* Assignment
Exact copies of the records below are required.

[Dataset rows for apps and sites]
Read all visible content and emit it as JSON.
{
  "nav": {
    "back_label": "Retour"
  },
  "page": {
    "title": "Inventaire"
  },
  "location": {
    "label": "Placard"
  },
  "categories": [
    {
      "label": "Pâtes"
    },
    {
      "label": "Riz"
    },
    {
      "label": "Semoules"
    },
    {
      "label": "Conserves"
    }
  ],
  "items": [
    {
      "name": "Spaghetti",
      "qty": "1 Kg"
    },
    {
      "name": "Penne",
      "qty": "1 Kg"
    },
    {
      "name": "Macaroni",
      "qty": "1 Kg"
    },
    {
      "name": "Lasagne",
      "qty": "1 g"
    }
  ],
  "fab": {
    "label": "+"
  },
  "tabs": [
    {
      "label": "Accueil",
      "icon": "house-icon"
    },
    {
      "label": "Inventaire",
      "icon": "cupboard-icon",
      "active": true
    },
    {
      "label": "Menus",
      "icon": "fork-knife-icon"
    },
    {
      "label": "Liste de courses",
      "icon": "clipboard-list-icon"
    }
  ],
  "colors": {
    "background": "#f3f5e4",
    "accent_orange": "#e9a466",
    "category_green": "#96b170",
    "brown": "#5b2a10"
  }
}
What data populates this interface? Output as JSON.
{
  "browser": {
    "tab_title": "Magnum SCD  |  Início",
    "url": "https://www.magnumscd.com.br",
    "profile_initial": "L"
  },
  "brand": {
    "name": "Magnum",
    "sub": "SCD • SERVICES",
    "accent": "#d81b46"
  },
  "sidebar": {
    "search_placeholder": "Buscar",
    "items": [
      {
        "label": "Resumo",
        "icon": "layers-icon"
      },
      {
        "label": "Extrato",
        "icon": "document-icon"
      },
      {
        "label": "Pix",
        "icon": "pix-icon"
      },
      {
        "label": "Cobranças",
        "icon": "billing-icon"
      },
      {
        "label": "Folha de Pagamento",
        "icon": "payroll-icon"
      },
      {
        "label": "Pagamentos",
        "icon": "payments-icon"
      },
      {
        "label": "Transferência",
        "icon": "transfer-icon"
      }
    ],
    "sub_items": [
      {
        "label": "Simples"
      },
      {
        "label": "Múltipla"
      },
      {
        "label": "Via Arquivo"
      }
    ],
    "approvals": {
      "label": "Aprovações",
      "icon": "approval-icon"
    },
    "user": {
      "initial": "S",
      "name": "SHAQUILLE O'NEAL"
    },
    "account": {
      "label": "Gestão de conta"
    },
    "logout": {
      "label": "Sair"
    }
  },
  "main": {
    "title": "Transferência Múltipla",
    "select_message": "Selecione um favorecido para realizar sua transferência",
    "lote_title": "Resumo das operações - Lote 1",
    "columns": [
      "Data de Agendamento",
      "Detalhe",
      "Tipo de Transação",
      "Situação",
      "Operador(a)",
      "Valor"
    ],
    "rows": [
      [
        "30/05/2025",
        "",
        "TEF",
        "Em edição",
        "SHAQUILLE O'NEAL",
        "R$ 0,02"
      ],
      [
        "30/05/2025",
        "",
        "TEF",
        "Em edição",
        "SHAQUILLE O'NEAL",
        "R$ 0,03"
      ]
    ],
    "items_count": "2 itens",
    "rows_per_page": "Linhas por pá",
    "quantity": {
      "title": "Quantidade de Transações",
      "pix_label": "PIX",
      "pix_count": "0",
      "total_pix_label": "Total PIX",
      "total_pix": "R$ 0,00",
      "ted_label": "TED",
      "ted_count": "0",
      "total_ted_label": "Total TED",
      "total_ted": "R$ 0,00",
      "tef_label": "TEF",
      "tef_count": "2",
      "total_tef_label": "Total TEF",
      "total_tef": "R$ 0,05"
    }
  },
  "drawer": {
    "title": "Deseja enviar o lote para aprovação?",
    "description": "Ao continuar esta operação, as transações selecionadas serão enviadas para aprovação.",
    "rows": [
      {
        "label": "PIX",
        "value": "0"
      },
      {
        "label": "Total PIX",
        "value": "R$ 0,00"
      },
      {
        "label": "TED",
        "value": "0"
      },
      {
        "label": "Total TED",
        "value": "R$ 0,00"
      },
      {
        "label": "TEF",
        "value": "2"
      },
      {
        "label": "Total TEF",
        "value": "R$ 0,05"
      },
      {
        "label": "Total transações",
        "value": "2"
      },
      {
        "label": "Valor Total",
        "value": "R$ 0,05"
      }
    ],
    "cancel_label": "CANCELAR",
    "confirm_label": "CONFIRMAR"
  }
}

* Reply to the exercise
Read all visible content and emit it as JSON.
{
  "nav": {
    "back_label": "Retour"
  },
  "page": {
    "title": "Inventaire"
  },
  "location": {
    "label": "Placard"
  },
  "categories": [
    {
      "label": "Pâtes"
    },
    {
      "label": "Riz"
    },
    {
      "label": "Semoules"
    },
    {
      "label": "Conserves"
    }
  ],
  "items": [
    {
      "name": "Spaghetti",
      "qty": "1 Kg"
    },
    {
      "name": "Penne",
      "qty": "1 Kg"
    },
    {
      "name": "Macaroni",
      "qty": "1 Kg"
    },
    {
      "name": "Lasagne",
      "qty": "1 g"
    }
  ],
  "fab": {
    "label": "+"
  },
  "tabs": [
    {
      "label": "Accueil",
      "icon": "house-icon"
    },
    {
      "label": "Inventaire",
      "icon": "cupboard-icon",
      "active": true
    },
    {
      "label": "Menus",
      "icon": "fork-knife-icon"
    },
    {
      "label": "Liste de courses",
      "icon": "clipboard-list-icon"
    }
  ],
  "colors": {
    "background": "#f3f5e4",
    "accent_orange": "#e9a466",
    "category_green": "#96b170",
    "brown": "#5b2a10"
  }
}
What data populates this interface? Output as JSON.
{
  "browser": {
    "tab_title": "Magnum SCD  |  Início",
    "url": "https://www.magnumscd.com.br",
    "profile_initial": "L"
  },
  "brand": {
    "name": "Magnum",
    "sub": "SCD • SERVICES",
    "accent": "#d81b46"
  },
  "sidebar": {
    "search_placeholder": "Buscar",
    "items": [
      {
        "label": "Resumo",
        "icon": "layers-icon"
      },
      {
        "label": "Extrato",
        "icon": "document-icon"
      },
      {
        "label": "Pix",
        "icon": "pix-icon"
      },
      {
        "label": "Cobranças",
        "icon": "billing-icon"
      },
      {
        "label": "Folha de Pagamento",
        "icon": "payroll-icon"
      },
      {
        "label": "Pagamentos",
        "icon": "payments-icon"
      },
      {
        "label": "Transferência",
        "icon": "transfer-icon"
      }
    ],
    "sub_items": [
      {
        "label": "Simples"
      },
      {
        "label": "Múltipla"
      },
      {
        "label": "Via Arquivo"
      }
    ],
    "approvals": {
      "label": "Aprovações",
      "icon": "approval-icon"
    },
    "user": {
      "initial": "S",
      "name": "SHAQUILLE O'NEAL"
    },
    "account": {
      "label": "Gestão de conta"
    },
    "logout": {
      "label": "Sair"
    }
  },
  "main": {
    "title": "Transferência Múltipla",
    "select_message": "Selecione um favorecido para realizar sua transferência",
    "lote_title": "Resumo das operações - Lote 1",
    "columns": [
      "Data de Agendamento",
      "Detalhe",
      "Tipo de Transação",
      "Situação",
      "Operador(a)",
      "Valor"
    ],
    "rows": [
      [
        "30/05/2025",
        "",
        "TEF",
        "Em edição",
        "SHAQUILLE O'NEAL",
        "R$ 0,02"
      ],
      [
        "30/05/2025",
        "",
        "TEF",
        "Em edição",
        "SHAQUILLE O'NEAL",
        "R$ 0,03"
      ]
    ],
    "items_count": "2 itens",
    "rows_per_page": "Linhas por pá",
    "quantity": {
      "title": "Quantidade de Transações",
      "pix_label": "PIX",
      "pix_count": "0",
      "total_pix_label": "Total PIX",
      "total_pix": "R$ 0,00",
      "ted_label": "TED",
      "ted_count": "0",
      "total_ted_label": "Total TED",
      "total_ted": "R$ 0,00",
      "tef_label": "TEF",
      "tef_count": "2",
      "total_tef_label": "Total TEF",
      "total_tef": "R$ 0,05"
    }
  },
  "drawer": {
    "title": "Deseja enviar o lote para aprovação?",
    "description": "Ao continuar esta operação, as transações selecionadas serão enviadas para aprovação.",
    "rows": [
      {
        "label": "PIX",
        "value": "0"
      },
      {
        "label": "Total PIX",
        "value": "R$ 0,00"
      },
      {
        "label": "TED",
        "value": "0"
      },
      {
        "label": "Total TED",
        "value": "R$ 0,00"
      },
      {
        "label": "TEF",
        "value": "2"
      },
      {
        "label": "Total TEF",
        "value": "R$ 0,05"
      },
      {
        "label": "Total transações",
        "value": "2"
      },
      {
        "label": "Valor Total",
        "value": "R$ 0,05"
      }
    ],
    "cancel_label": "CANCELAR",
    "confirm_label": "CONFIRMAR"
  }
}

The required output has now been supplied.